The following discussion outlines a few important factors that Medicare marketers should consider when reaching out to the boomer Age-in segment.

Boomers Will Want the Facts First

Unlike most Medicare Age-ins before them, boomers will likely turn first to the Internet to research their Medicare options and they will want the facts so they can make informed decisions. Online tools, like the one found at providing comparisons of Medicare health plan prices and benefits, may have been used first by boomers who assisted their elderly parents.



Boomers are adept at using the Internet for shopping and researching and will want this type of transparency of information as well as convenience when shopping for Medicare products for themselves.

Because boomers basically created consumerism, they will demand to know where their money is going if they choose a Medicare Supplement or Advantage plan that requires they pay more than what Original Medicare provides.

Boomers will not want to be told that Medicare alone is not enough without the facts to back it up. They will want to review their options and determine for themselves the value of spending more. Marketers should provide resources that educate and tools that empower them to make the right choices for their specific health and financial needs.

Focus on Boomer Women

Women are the healthcare decision-makers in most male/female households. Boomer women often assist and influence their husbands as well as their elderly parents in making their Medicare healthcare decisions. Savvy healthcare marketers will target boomer women with information about Medicare products years before they turn 65.
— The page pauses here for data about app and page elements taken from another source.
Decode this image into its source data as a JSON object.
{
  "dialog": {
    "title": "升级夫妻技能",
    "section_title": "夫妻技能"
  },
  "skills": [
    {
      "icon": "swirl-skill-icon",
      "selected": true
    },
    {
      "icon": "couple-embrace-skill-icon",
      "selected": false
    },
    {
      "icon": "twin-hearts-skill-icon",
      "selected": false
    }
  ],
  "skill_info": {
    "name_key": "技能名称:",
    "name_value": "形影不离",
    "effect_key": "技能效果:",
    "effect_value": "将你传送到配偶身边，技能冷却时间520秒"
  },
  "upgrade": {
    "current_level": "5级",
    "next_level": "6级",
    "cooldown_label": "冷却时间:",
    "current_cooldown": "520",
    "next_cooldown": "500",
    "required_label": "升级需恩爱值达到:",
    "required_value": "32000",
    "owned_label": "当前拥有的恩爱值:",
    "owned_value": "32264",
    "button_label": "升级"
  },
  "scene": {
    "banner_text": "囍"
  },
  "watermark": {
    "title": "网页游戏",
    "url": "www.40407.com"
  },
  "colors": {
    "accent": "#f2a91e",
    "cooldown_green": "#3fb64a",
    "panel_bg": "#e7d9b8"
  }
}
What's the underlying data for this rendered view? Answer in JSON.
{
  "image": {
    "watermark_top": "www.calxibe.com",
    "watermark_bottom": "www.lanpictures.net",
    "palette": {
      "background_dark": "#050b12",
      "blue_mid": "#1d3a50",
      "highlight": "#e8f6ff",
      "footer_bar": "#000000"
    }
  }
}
But they must keep in mind that women think and shop differently than men. They should understand how women make healthcare purchasing decisions and be familiar with their healthcare concerns and needs in order to connect on a meaningful level. Addressing a woman's concerns makes her feel understood and valued, and this provides an emotional connection, which is important to most women.

With four times as many connections between the left and right hemispheres of the brain than men, women are four times as likely to tap into the right hemisphere (the center of nonverbal, intuitive, holistic modes of thinking) when making decisions.

This means women are more likely to use both rational and emotional factors in the shopping process. So while they will certainly want the facts to make the important financial decisions, women will also want to feel intuitively good about their choices. Marketers who understand this know how important it is to appeal to women on both levels.

Boomers Spread the Word Fast

Word of mouth is an important component in selecting a health plan. With boomers all over social media, the "word" (good and bad) about a brand is spreading faster than ever. Currently, 16.5 million adults over the age of 55 engage in social media (comScore). And in just one year since unveiled its social networking platform, about 350,000 users created 1,700 groups.

Medicare marketers who understand and leverage the unique behavior of boomer Age-ins will have great success!

2 comments about "Aging Into Medicare ".
Check to receive email when comments are posted.
  1. Rodney Brooks from ToTouch One, Inc, October 5, 2009 at 1 p.m.

    Medicare for marketers will not be about marketing to Boomers but will be about providing information and education. With word of mouth being an important factor, the more information about healthcare concerns and needs that can be communicated that better people will feel about their choices and will tell others.

  2. Robin Raff from ECI Healthcare, October 5, 2009 at 1:42 p.m.

    Ditto to Rodney's comments above!

Next story loading loading..